▶ **REQUIREMENT**:
With the string "data" as the filter, copy each matching line from the records.

==== RECORDS FOR THIS TASK

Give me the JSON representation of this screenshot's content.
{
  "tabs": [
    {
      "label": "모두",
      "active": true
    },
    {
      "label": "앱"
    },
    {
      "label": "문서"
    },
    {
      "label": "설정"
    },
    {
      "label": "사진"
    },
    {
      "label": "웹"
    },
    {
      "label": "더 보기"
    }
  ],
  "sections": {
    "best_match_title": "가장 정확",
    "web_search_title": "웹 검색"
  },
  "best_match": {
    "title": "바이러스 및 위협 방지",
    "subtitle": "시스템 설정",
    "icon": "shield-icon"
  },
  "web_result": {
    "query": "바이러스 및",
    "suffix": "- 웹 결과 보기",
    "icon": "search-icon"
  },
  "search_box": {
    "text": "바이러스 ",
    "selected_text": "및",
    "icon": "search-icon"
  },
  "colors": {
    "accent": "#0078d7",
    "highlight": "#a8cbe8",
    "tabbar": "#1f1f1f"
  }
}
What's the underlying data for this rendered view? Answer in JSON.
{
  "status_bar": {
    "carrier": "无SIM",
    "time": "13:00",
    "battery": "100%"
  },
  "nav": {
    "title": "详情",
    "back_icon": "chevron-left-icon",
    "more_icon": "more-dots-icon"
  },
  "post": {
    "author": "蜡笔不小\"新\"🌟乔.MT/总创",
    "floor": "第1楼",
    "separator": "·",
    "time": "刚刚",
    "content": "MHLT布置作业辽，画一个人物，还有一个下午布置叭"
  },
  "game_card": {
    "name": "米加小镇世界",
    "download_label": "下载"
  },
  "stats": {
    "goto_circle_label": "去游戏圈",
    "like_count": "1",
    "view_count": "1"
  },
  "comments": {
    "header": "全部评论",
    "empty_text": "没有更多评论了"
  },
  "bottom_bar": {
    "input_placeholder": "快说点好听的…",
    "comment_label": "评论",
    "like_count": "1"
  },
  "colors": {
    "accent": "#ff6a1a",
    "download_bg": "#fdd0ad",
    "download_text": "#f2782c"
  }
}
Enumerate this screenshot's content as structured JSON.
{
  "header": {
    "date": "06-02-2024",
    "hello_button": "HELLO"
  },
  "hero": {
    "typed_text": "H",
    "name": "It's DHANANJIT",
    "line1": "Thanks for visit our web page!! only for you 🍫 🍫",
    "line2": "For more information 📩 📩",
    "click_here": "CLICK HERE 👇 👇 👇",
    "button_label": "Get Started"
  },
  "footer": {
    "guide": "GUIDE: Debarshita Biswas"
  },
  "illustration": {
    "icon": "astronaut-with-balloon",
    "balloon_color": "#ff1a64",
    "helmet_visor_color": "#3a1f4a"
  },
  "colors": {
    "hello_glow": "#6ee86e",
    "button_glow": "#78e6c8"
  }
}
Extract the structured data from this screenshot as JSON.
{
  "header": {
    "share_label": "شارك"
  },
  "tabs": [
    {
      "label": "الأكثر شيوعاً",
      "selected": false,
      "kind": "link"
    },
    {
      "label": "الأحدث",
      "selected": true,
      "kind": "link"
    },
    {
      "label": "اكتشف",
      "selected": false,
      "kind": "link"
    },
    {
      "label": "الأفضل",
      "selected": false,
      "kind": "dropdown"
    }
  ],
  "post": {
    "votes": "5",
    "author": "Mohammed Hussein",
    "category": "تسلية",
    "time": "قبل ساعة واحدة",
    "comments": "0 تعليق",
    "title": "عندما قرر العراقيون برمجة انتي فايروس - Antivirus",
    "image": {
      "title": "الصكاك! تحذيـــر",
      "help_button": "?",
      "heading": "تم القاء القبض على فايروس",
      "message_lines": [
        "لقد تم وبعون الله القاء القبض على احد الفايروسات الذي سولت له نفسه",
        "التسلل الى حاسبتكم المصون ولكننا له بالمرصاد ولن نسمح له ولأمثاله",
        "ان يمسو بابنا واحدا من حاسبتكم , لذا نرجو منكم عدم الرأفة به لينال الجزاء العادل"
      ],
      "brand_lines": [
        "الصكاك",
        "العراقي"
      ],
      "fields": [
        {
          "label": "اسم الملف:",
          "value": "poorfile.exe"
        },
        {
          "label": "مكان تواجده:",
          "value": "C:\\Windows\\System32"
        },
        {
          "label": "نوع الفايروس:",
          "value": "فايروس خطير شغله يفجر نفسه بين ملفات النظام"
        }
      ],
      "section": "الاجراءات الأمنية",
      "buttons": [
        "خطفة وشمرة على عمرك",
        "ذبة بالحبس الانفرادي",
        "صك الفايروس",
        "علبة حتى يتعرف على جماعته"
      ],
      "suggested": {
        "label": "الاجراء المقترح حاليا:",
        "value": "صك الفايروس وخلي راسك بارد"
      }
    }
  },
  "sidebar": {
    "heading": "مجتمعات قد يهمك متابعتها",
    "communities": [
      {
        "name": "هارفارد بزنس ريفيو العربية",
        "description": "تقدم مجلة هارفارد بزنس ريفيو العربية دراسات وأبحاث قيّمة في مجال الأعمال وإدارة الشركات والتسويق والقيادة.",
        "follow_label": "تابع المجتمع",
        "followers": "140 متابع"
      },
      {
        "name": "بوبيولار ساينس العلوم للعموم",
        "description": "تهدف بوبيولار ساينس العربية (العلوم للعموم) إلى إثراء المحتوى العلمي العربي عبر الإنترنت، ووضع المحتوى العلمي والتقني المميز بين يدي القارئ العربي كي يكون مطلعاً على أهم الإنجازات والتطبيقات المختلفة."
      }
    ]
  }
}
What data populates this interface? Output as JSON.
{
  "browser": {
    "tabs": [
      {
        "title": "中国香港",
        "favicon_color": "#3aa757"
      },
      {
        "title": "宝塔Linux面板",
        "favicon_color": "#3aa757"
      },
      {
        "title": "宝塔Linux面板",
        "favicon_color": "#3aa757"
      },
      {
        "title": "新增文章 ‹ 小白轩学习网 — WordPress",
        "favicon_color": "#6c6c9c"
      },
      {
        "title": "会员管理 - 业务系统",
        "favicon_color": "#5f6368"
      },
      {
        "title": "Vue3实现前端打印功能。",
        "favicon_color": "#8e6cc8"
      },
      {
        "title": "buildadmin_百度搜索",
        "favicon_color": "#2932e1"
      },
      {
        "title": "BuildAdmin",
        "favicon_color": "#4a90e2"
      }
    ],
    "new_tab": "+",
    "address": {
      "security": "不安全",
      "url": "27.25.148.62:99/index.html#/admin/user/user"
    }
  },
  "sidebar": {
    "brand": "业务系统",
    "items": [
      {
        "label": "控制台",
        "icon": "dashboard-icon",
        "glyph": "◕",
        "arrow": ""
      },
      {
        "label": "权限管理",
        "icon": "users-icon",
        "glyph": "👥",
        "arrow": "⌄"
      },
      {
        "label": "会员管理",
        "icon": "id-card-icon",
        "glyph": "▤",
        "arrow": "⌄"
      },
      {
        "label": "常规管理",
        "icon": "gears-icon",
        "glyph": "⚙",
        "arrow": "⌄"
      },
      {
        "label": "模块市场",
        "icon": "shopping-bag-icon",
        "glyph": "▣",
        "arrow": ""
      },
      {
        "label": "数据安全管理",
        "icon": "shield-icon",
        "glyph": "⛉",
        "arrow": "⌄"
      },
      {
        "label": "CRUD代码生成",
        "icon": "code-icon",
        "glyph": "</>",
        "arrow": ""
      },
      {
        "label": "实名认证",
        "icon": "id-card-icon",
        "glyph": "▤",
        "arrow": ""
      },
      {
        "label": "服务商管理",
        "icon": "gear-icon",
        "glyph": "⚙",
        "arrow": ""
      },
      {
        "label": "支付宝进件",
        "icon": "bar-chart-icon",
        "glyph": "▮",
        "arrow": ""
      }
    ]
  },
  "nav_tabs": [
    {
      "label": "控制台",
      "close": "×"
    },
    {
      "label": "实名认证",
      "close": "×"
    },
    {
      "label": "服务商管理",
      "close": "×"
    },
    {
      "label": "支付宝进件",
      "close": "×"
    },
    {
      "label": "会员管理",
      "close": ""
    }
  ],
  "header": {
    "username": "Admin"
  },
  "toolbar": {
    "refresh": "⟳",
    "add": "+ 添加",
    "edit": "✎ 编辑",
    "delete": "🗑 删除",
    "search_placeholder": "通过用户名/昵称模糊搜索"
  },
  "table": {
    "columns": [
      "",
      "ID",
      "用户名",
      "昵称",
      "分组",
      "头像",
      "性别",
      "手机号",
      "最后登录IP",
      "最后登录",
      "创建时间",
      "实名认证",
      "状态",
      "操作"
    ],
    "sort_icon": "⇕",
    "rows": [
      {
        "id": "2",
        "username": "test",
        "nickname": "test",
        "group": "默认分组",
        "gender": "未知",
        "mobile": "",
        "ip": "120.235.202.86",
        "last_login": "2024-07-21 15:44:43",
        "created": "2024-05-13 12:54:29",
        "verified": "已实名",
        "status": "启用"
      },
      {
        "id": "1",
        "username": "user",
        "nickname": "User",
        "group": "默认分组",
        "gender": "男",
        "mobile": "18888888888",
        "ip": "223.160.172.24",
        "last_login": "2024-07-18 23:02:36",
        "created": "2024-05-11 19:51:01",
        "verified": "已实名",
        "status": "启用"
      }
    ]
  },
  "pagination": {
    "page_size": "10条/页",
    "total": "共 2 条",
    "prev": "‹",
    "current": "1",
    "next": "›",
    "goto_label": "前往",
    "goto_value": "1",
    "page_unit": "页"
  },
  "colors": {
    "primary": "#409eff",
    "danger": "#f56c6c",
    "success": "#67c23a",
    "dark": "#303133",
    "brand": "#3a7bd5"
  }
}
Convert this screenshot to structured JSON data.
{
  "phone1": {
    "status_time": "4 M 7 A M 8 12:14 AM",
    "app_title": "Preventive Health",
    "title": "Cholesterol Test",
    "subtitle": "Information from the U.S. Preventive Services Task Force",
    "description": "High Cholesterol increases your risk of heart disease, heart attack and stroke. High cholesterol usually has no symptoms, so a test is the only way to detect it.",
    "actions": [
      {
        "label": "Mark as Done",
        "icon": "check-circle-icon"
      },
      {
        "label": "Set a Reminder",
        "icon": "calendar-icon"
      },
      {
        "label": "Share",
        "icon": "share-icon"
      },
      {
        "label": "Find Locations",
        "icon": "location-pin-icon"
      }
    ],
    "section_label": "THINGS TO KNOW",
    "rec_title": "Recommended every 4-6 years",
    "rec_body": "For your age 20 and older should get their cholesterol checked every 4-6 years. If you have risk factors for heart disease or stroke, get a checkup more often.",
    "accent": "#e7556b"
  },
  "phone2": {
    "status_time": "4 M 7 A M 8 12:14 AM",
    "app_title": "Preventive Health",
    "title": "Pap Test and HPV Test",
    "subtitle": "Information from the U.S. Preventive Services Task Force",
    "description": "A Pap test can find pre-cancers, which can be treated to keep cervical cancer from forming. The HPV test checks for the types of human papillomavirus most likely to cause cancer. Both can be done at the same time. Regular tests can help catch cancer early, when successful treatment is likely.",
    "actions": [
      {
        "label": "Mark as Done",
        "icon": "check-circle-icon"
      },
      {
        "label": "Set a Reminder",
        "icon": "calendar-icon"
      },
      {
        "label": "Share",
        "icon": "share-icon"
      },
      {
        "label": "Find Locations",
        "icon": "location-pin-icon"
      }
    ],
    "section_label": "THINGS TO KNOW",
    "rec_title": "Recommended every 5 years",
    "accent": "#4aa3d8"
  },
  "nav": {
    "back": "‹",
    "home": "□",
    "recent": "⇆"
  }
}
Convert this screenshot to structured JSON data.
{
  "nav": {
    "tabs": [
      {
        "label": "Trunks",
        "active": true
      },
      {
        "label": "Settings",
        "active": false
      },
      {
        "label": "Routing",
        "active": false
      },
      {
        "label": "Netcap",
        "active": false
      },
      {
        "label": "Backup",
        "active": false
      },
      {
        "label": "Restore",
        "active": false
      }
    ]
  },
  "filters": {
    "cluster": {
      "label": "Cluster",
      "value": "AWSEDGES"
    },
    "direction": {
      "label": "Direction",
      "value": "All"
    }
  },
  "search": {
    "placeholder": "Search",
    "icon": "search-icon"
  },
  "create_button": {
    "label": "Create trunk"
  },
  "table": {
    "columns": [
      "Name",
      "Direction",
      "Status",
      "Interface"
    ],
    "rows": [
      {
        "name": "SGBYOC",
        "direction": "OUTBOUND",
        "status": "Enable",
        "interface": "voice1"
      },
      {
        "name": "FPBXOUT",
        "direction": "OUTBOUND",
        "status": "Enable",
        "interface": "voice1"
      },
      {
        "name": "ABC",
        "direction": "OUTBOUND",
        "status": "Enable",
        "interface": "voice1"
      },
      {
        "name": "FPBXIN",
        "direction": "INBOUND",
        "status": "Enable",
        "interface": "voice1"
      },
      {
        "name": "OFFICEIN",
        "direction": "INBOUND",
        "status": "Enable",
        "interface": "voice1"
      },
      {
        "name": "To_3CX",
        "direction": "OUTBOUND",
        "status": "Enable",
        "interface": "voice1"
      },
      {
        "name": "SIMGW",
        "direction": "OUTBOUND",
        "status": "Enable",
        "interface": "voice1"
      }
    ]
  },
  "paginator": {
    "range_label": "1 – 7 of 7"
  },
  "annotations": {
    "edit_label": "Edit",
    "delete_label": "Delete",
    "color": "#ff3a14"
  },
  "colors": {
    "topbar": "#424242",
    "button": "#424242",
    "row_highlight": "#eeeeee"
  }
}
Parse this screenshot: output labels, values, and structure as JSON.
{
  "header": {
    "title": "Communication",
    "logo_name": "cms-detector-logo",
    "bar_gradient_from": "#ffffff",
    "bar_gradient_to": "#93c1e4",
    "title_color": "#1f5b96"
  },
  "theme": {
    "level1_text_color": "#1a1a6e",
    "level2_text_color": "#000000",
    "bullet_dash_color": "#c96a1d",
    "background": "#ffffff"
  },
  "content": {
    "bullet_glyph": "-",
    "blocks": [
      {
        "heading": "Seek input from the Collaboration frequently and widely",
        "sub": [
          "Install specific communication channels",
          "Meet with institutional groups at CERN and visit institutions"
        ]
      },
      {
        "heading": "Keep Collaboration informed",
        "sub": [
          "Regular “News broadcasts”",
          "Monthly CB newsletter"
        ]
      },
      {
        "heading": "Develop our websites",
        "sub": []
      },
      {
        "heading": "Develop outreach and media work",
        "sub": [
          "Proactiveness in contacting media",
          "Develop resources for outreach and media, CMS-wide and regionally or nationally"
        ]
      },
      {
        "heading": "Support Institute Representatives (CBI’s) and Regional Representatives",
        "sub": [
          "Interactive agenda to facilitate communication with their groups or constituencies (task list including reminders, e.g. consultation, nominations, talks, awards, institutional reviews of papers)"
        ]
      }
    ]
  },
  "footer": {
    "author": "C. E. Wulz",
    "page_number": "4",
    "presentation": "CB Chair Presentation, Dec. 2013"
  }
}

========

▶ **SOLUTION FOR THIS EXERCISE**:
What's the underlying data for this rendered view? Answer in JSON.
Extract the structured data from this screenshot as JSON.
What data populates this interface? Output as JSON.
Convert this screenshot to structured JSON data.
Convert this screenshot to structured JSON data.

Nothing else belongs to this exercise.